Quanzhou, formerly known as Chinchew, is a prefecture-level city beside the Taiwan Strait in Fujian Province, China.Its is Fujian's largest metropolitan region, with an area of 11,245 square kilometers (4,342 sq mi) and, as of the 2010 census, a population of 8,128,530.In Taiwan, the locals speak a version of the Minnan language which is called Taiwanese.Around the "Southern Min triangle area," which includes Quanzhou, Xiamen and Zhangzhou, locals all speak Minnan languages.Quanzhou proper lies on a spit of land between the estuaries of the Jin and Luo rivers as they flow into Quanzhou Bay on the Taiwan Strait.
Medieval Quanzhou was long one of the most cosmopolitan Chinese cities, with folk, Buddhist, and Hindu temples; Islamic mosques; and Christian churches, including a cathedral (financed by a rich Armenian lady) and two Franciscan monasteries.
A 1206 report listed merchants from Arabia, Sumatra, Cambodia, Brunei, Java, Champa, Burma, Korea, and the city-states of the Philippines.
In 1357, the Shiite Muslim garrison undertook the Ispah Rebellion against the Yuan and their local Sunni Muslim leadership.

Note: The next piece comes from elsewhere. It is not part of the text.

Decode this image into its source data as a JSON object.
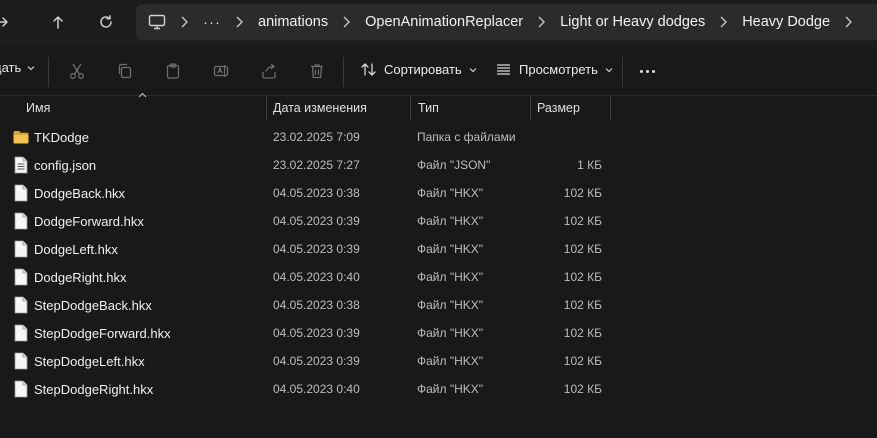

By 1473, trade had declined to the point that Quanzhou was no longer the headquarters of the imperial customs service for Fujian.
The Sea Ban that followed did not help the city's traders or fishermen: they were forced to abandon their access to the sea for years at a time and coastal farmers forced to relocate miles inland.
By 1362, they controlled the countryside as far as the outskirts of Fuzhou, but after a defeat by the Yuan there they retreated to Quanzhou.